Would you reproduce all of the entries below, character for character?

[Dataset rows describing interfaces]

● ● ● ●

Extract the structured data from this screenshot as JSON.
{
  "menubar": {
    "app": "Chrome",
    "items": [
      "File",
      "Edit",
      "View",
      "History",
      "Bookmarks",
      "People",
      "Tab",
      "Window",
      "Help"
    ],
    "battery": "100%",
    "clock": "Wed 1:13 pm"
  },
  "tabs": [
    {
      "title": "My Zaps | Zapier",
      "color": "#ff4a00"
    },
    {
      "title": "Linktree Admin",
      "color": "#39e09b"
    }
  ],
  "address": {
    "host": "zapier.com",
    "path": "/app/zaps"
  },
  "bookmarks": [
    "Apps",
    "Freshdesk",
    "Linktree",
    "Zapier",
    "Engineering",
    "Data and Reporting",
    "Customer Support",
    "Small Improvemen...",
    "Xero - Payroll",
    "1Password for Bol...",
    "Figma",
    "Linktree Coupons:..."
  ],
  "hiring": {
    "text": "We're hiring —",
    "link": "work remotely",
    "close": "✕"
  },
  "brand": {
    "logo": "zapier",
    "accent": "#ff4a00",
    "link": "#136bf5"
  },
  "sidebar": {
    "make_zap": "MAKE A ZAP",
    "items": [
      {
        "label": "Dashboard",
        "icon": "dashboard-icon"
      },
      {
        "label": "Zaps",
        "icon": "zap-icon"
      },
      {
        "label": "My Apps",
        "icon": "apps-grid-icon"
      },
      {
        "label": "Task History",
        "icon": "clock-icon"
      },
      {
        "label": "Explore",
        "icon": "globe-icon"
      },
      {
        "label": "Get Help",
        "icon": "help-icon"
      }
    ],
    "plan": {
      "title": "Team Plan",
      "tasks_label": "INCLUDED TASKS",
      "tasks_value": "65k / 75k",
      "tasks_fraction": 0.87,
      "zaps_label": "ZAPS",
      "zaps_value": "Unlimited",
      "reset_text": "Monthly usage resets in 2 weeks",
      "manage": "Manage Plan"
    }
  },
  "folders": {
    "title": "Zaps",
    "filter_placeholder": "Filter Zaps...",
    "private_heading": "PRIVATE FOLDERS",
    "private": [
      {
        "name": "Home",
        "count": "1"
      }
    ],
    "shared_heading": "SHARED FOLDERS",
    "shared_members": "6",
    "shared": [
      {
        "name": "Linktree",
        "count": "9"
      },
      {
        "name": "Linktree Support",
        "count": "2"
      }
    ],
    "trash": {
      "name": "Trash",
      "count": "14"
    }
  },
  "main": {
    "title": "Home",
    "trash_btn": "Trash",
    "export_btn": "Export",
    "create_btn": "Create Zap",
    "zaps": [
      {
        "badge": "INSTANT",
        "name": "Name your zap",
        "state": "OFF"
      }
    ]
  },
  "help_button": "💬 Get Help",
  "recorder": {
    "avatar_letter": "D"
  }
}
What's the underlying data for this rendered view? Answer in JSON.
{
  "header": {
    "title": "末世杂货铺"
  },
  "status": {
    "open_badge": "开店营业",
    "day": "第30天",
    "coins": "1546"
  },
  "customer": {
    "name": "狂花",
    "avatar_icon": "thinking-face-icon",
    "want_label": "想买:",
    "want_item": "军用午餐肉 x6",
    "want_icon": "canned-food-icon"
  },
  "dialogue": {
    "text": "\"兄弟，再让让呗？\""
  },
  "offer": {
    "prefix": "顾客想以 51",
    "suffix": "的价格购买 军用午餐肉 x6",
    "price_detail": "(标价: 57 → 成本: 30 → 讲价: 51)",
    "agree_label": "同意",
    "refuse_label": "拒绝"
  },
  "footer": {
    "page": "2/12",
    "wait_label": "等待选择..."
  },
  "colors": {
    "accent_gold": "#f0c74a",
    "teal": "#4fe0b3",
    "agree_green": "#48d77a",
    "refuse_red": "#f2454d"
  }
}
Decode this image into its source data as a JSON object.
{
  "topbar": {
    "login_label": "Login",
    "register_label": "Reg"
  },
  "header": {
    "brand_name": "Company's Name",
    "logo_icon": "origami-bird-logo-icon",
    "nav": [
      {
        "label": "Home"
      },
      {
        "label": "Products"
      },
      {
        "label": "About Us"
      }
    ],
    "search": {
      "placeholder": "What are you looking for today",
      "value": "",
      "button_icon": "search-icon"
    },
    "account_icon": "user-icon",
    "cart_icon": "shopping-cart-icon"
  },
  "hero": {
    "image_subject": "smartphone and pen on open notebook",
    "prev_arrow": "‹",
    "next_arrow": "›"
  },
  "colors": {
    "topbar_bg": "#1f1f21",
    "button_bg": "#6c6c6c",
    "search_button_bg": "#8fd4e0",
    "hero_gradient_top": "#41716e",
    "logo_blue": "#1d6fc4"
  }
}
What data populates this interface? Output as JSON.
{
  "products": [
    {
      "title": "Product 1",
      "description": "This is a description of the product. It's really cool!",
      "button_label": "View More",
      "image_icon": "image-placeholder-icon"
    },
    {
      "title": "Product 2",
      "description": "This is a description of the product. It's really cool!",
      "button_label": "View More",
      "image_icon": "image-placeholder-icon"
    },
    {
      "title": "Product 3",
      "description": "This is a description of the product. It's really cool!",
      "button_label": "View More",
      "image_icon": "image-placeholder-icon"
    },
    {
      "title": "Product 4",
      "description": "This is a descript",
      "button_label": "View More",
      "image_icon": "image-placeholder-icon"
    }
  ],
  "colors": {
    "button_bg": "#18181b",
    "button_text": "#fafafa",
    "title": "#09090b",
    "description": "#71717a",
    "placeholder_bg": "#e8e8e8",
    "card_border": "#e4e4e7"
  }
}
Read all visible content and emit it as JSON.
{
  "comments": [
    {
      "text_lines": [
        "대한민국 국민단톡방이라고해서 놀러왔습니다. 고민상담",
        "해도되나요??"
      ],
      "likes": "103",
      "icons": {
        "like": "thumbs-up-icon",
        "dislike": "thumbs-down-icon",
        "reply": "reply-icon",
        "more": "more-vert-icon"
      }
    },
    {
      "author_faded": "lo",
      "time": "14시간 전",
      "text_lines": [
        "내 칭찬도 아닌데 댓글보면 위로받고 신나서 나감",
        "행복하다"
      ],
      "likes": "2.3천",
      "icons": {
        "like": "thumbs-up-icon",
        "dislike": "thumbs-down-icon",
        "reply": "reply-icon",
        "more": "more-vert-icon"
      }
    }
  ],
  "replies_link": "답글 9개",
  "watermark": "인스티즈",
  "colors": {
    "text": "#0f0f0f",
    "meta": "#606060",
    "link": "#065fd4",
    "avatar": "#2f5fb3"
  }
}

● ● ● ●

ANSWER BOX
Extract the structured data from this screenshot as JSON.
{
  "menubar": {
    "app": "Chrome",
    "items": [
      "File",
      "Edit",
      "View",
      "History",
      "Bookmarks",
      "People",
      "Tab",
      "Window",
      "Help"
    ],
    "battery": "100%",
    "clock": "Wed 1:13 pm"
  },
  "tabs": [
    {
      "title": "My Zaps | Zapier",
      "color": "#ff4a00"
    },
    {
      "title": "Linktree Admin",
      "color": "#39e09b"
    }
  ],
  "address": {
    "host": "zapier.com",
    "path": "/app/zaps"
  },
  "bookmarks": [
    "Apps",
    "Freshdesk",
    "Linktree",
    "Zapier",
    "Engineering",
    "Data and Reporting",
    "Customer Support",
    "Small Improvemen...",
    "Xero - Payroll",
    "1Password for Bol...",
    "Figma",
    "Linktree Coupons:..."
  ],
  "hiring": {
    "text": "We're hiring —",
    "link": "work remotely",
    "close": "✕"
  },
  "brand": {
    "logo": "zapier",
    "accent": "#ff4a00",
    "link": "#136bf5"
  },
  "sidebar": {
    "make_zap": "MAKE A ZAP",
    "items": [
      {
        "label": "Dashboard",
        "icon": "dashboard-icon"
      },
      {
        "label": "Zaps",
        "icon": "zap-icon"
      },
      {
        "label": "My Apps",
        "icon": "apps-grid-icon"
      },
      {
        "label": "Task History",
        "icon": "clock-icon"
      },
      {
        "label": "Explore",
        "icon": "globe-icon"
      },
      {
        "label": "Get Help",
        "icon": "help-icon"
      }
    ],
    "plan": {
      "title": "Team Plan",
      "tasks_label": "INCLUDED TASKS",
      "tasks_value": "65k / 75k",
      "tasks_fraction": 0.87,
      "zaps_label": "ZAPS",
      "zaps_value": "Unlimited",
      "reset_text": "Monthly usage resets in 2 weeks",
      "manage": "Manage Plan"
    }
  },
  "folders": {
    "title": "Zaps",
    "filter_placeholder": "Filter Zaps...",
    "private_heading": "PRIVATE FOLDERS",
    "private": [
      {
        "name": "Home",
        "count": "1"
      }
    ],
    "shared_heading": "SHARED FOLDERS",
    "shared_members": "6",
    "shared": [
      {
        "name": "Linktree",
        "count": "9"
      },
      {
        "name": "Linktree Support",
        "count": "2"
      }
    ],
    "trash": {
      "name": "Trash",
      "count": "14"
    }
  },
  "main": {
    "title": "Home",
    "trash_btn": "Trash",
    "export_btn": "Export",
    "create_btn": "Create Zap",
    "zaps": [
      {
        "badge": "INSTANT",
        "name": "Name your zap",
        "state": "OFF"
      }
    ]
  },
  "help_button": "💬 Get Help",
  "recorder": {
    "avatar_letter": "D"
  }
}
What's the underlying data for this rendered view? Answer in JSON.
{
  "header": {
    "title": "末世杂货铺"
  },
  "status": {
    "open_badge": "开店营业",
    "day": "第30天",
    "coins": "1546"
  },
  "customer": {
    "name": "狂花",
    "avatar_icon": "thinking-face-icon",
    "want_label": "想买:",
    "want_item": "军用午餐肉 x6",
    "want_icon": "canned-food-icon"
  },
  "dialogue": {
    "text": "\"兄弟，再让让呗？\""
  },
  "offer": {
    "prefix": "顾客想以 51",
    "suffix": "的价格购买 军用午餐肉 x6",
    "price_detail": "(标价: 57 → 成本: 30 → 讲价: 51)",
    "agree_label": "同意",
    "refuse_label": "拒绝"
  },
  "footer": {
    "page": "2/12",
    "wait_label": "等待选择..."
  },
  "colors": {
    "accent_gold": "#f0c74a",
    "teal": "#4fe0b3",
    "agree_green": "#48d77a",
    "refuse_red": "#f2454d"
  }
}
Decode this image into its source data as a JSON object.
{
  "topbar": {
    "login_label": "Login",
    "register_label": "Reg"
  },
  "header": {
    "brand_name": "Company's Name",
    "logo_icon": "origami-bird-logo-icon",
    "nav": [
      {
        "label": "Home"
      },
      {
        "label": "Products"
      },
      {
        "label": "About Us"
      }
    ],
    "search": {
      "placeholder": "What are you looking for today",
      "value": "",
      "button_icon": "search-icon"
    },
    "account_icon": "user-icon",
    "cart_icon": "shopping-cart-icon"
  },
  "hero": {
    "image_subject": "smartphone and pen on open notebook",
    "prev_arrow": "‹",
    "next_arrow": "›"
  },
  "colors": {
    "topbar_bg": "#1f1f21",
    "button_bg": "#6c6c6c",
    "search_button_bg": "#8fd4e0",
    "hero_gradient_top": "#41716e",
    "logo_blue": "#1d6fc4"
  }
}
What data populates this interface? Output as JSON.
{
  "products": [
    {
      "title": "Product 1",
      "description": "This is a description of the product. It's really cool!",
      "button_label": "View More",
      "image_icon": "image-placeholder-icon"
    },
    {
      "title": "Product 2",
      "description": "This is a description of the product. It's really cool!",
      "button_label": "View More",
      "image_icon": "image-placeholder-icon"
    },
    {
      "title": "Product 3",
      "description": "This is a description of the product. It's really cool!",
      "button_label": "View More",
      "image_icon": "image-placeholder-icon"
    },
    {
      "title": "Product 4",
      "description": "This is a descript",
      "button_label": "View More",
      "image_icon": "image-placeholder-icon"
    }
  ],
  "colors": {
    "button_bg": "#18181b",
    "button_text": "#fafafa",
    "title": "#09090b",
    "description": "#71717a",
    "placeholder_bg": "#e8e8e8",
    "card_border": "#e4e4e7"
  }
}
Read all visible content and emit it as JSON.
{
  "comments": [
    {
      "text_lines": [
        "대한민국 국민단톡방이라고해서 놀러왔습니다. 고민상담",
        "해도되나요??"
      ],
      "likes": "103",
      "icons": {
        "like": "thumbs-up-icon",
        "dislike": "thumbs-down-icon",
        "reply": "reply-icon",
        "more": "more-vert-icon"
      }
    },
    {
      "author_faded": "lo",
      "time": "14시간 전",
      "text_lines": [
        "내 칭찬도 아닌데 댓글보면 위로받고 신나서 나감",
        "행복하다"
      ],
      "likes": "2.3천",
      "icons": {
        "like": "thumbs-up-icon",
        "dislike": "thumbs-down-icon",
        "reply": "reply-icon",
        "more": "more-vert-icon"
      }
    }
  ],
  "replies_link": "답글 9개",
  "watermark": "인스티즈",
  "colors": {
    "text": "#0f0f0f",
    "meta": "#606060",
    "link": "#065fd4",
    "avatar": "#2f5fb3"
  }
}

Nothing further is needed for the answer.